A little luck and a lot of thanks

Old habits and superstitions are hard to let go of. Think that’s not true? When did you last search for a piece of real wood to knock on three times (or thrice for you, Dr Marry) when talking about needing some good fortune for an upcoming something or other?

That’s what I thought.

When I was in high school, my friends Dawn and Jaci taught me to make a wish every time I came across a clock or timer that was all the same number: 11:11, 5:55, etc. It became a kind of game to try to be vigilant to a clock that was only a minute or two away from being all the same. It felt a bit like cheating if I noticed it was 4:42 and just stared at the clock until it settled on 4:44, and I used to worry that the wish wasn’t quite as potent as if I happened upon a clock happily settled at the wishing time. We used to debate if 10:10 counted. I can’t remember how we ever settled on that one.
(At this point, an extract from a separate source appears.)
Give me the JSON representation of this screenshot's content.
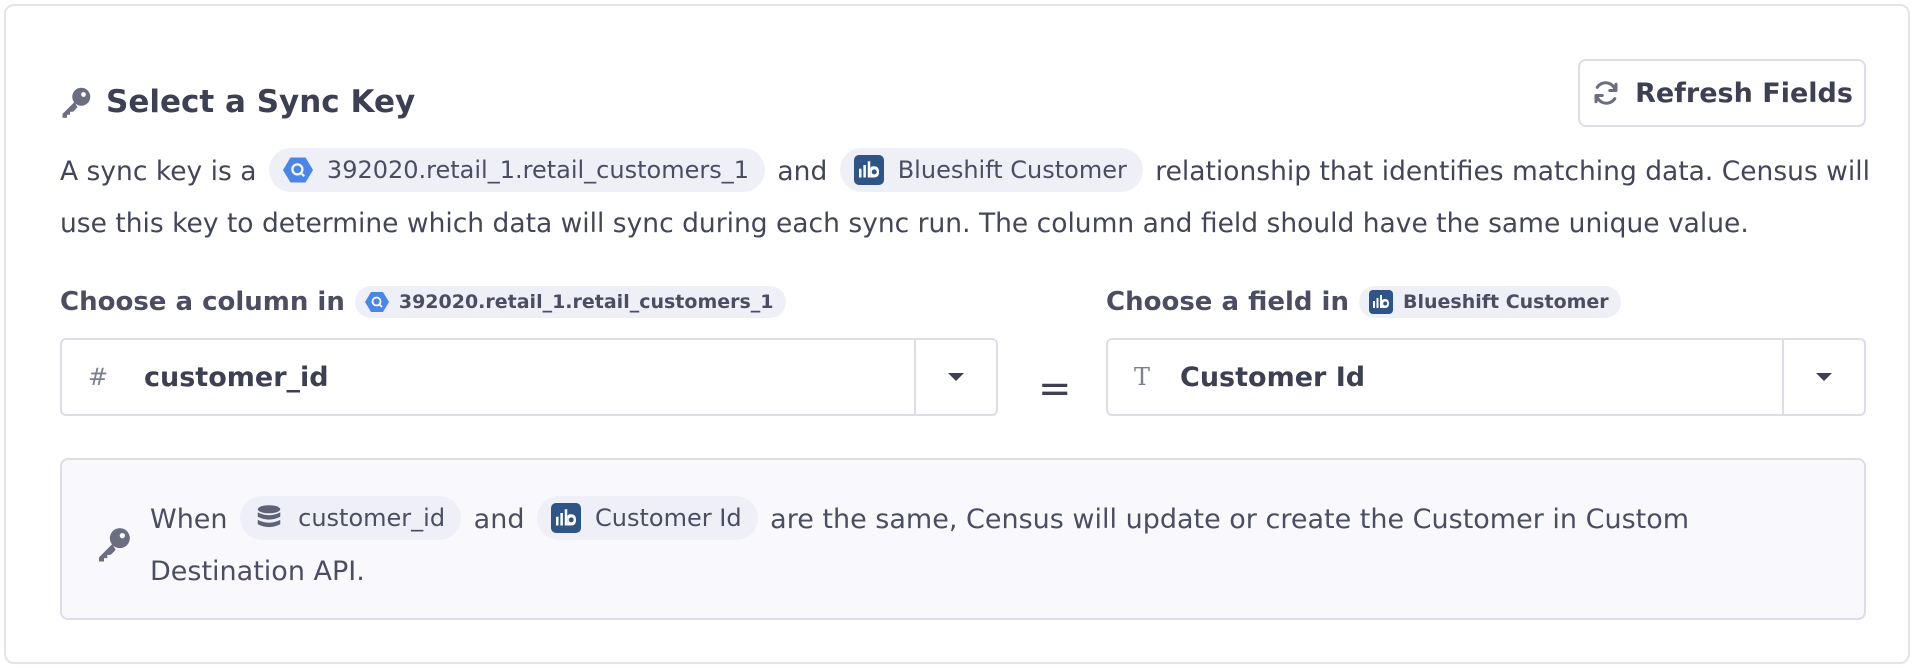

I have carried this superstition well into adulthood. Since going to spin class, where the clock ticks through the minutes and seconds, I have been sometimes able to really hit a grand slam in the wishing department because I come across 11 minutes and 11 seconds, which requires extreme and fast luck to notice.

Both the years I was a finalist for a regional fellowship happened in the years I have been spinning, and so my ardent wish, as often as I came across the same numbers, was to receive that prize.

If you read this blog, you know how both those opportunities turned out.

Sometime this summer, I started thinking that perhaps I was “doing it wrong.” Perhaps I was focusing too much on what I wanted and not enough on what I already had.

So I began noting what I was grateful for when the clock gave me these lucky numbers. And in spin class, if I came across my timer and it was at 22:01, for example, I spent the rest of the time leading up to 22:22 mentally listing what I have in my life that fills me with gratitude. I often go through and give thanks for each member of my family, my health, my marriage, my working car, my job, my friends, my good night’s sleep, my warm coat, my pup, my…you get the idea.

It’s disappointing to note that another huge opportunity to receive a significant prize for the work we are doing at my nonprofit came up short during this time of intentional gratitude. I mean, wouldn’t it have been swell if simply shifting from what I want to what I appreciate was what tipped the Universe in my favor, at least where funding was concerned?

Short answer, yes. Yes it would have been swell.

But actually, I didn’t shift from wishing to thanking in the hopes that the Universe would suddenly rain down more gifts on me. I did it because even when I am at rock bottom, even when my self esteem feels like a road grader has run over it, I can still find myriad things for which to be thankful.

I know that there’s a whole movement to keep gratitude journals, and while I like that idea, I also know I’m unlikely to actually start one. But with this little shift, often done multiple times a day, I take a second, or even up to 60 of them, to think about the people, the things, the actions, the states of being and the gifts I already have in my possession and to hold it all in a simple moment of gratitude.

The outcome, for these really big wants in my life, has been the same whether I am taking the time to make a wish or be thankful, but my mindset has shifted. Do I wish I had gotten those grants? Of course. But by thinking about what is already mine, I have found that I am more at peace with the disappointments because they pale in significance when compared to all the bounty I already possess.

The next time you see the same number on whatever device tells you the time, take that moment to be in gratitude for whomever or whatever comes across your mind. It’s a far nicer habit to embrace, and you’ll never be disappointed in the outcome.

And by the way, one of the things I often note with gratitude is you, the readers of my blog. Thanks for being part of my journey to less angst, more contentment and even more abundance. I truly am thankful for you.